The field of Shakespeare studies is all about mystery and discovery. There are many uncertainties about Shakespeare, but his achievement as a libidinous “sexer upper” allows us to put one precious stake in the ground.
Although sex is the unlikely key to understanding Shakespeare’s achievement as an author, for a long time the academy shunned his racy side. That side was not, however, wholly overlooked.
The New Zealand-born lexicographer Eric Partridge compiled the remarkable Shakespeare’s Bawdy (1947), which presents, among other things, scores of Shakespearean synonyms and euphemisms for vagina. Nothing Like the Sun (1964) by the novelist Anthony Burgess is “A Story of Shakespeare’s Love Life”; the covers of the Heinemann hardback and the 1966 Penguin softback show Shakespeare with his mistress, the mysterious “dark lady” of the sonnets.
Still, the Shakespeare of Partridge and Burgess is very different to the respectable, mainstream one.
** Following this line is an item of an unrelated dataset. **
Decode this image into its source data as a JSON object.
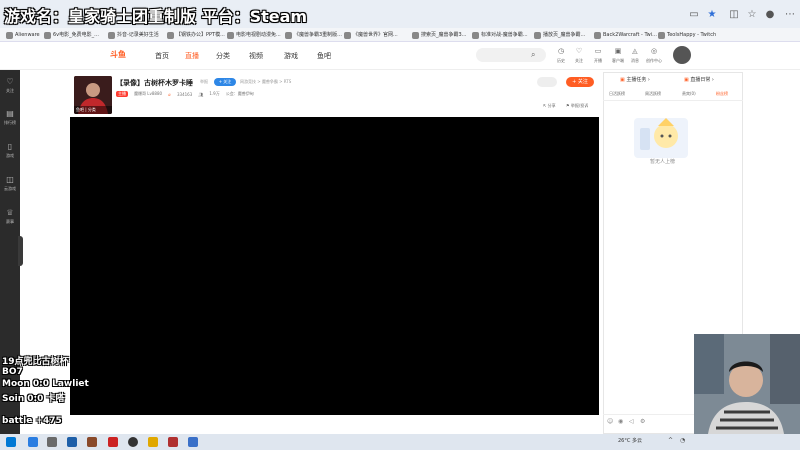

How did Shakespeare pull off the transformation from sex poet to literary monument?
Even in his lifetime he was shape-shifting, from boisterous lyricist and tearaway playwright to old-fashioned sonneteer and retired bookman. In the decade after his death, men tidied up his authorial legacy – and possibly added to it – but Shakespeare was still one writer among many, his reputation on a par with those of Marlowe and Middleton, and behind those of Jonson, Milton and Spenser.
But Shakespeare was tailor-made for the Romantic and Victorian eras, whose actors, scholars and hacks embraced and refashioned the Bard. Bowdlerising editors cut many of the ruder bits and added happier endings. By the 20th century, Shakespeare’s preeminence was immutable, his works as sublime and respectable as Beethoven’s symphonies or Mona Lisa’s smile. Things, though, could have been very different.
Professor Stuart Kells is the author of Shakespeare’s Library: Unlocking the Greatest Mystery in Literature (Text Publishing).